Exercise: Would you please output the records exactly as they appear below?
__________________________________________________
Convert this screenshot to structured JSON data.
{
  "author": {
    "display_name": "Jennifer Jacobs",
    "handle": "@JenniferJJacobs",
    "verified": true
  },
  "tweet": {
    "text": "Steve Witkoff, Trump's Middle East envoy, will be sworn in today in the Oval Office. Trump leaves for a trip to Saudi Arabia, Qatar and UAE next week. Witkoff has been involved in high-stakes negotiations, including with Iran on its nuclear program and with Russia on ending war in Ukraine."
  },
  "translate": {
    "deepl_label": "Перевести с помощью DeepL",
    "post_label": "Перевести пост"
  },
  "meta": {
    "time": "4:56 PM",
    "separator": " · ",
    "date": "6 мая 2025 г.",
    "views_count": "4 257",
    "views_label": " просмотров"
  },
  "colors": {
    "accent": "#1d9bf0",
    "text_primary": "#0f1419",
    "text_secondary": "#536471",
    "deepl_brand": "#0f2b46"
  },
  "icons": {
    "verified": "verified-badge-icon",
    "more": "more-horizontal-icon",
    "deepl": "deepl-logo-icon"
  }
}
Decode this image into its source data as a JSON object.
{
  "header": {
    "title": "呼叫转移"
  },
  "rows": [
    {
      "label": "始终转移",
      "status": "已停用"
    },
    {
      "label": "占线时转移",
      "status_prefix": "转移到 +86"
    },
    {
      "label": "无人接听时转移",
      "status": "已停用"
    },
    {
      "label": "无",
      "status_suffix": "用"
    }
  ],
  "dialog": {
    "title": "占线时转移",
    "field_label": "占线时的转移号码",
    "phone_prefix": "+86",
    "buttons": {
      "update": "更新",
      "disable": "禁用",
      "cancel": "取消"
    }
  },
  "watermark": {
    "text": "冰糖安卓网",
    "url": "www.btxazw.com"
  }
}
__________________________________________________
Answer section:
Convert this screenshot to structured JSON data.
{
  "author": {
    "display_name": "Jennifer Jacobs",
    "handle": "@JenniferJJacobs",
    "verified": true
  },
  "tweet": {
    "text": "Steve Witkoff, Trump's Middle East envoy, will be sworn in today in the Oval Office. Trump leaves for a trip to Saudi Arabia, Qatar and UAE next week. Witkoff has been involved in high-stakes negotiations, including with Iran on its nuclear program and with Russia on ending war in Ukraine."
  },
  "translate": {
    "deepl_label": "Перевести с помощью DeepL",
    "post_label": "Перевести пост"
  },
  "meta": {
    "time": "4:56 PM",
    "separator": " · ",
    "date": "6 мая 2025 г.",
    "views_count": "4 257",
    "views_label": " просмотров"
  },
  "colors": {
    "accent": "#1d9bf0",
    "text_primary": "#0f1419",
    "text_secondary": "#536471",
    "deepl_brand": "#0f2b46"
  },
  "icons": {
    "verified": "verified-badge-icon",
    "more": "more-horizontal-icon",
    "deepl": "deepl-logo-icon"
  }
}
Decode this image into its source data as a JSON object.
{
  "header": {
    "title": "呼叫转移"
  },
  "rows": [
    {
      "label": "始终转移",
      "status": "已停用"
    },
    {
      "label": "占线时转移",
      "status_prefix": "转移到 +86"
    },
    {
      "label": "无人接听时转移",
      "status": "已停用"
    },
    {
      "label": "无",
      "status_suffix": "用"
    }
  ],
  "dialog": {
    "title": "占线时转移",
    "field_label": "占线时的转移号码",
    "phone_prefix": "+86",
    "buttons": {
      "update": "更新",
      "disable": "禁用",
      "cancel": "取消"
    }
  },
  "watermark": {
    "text": "冰糖安卓网",
    "url": "www.btxazw.com"
  }
}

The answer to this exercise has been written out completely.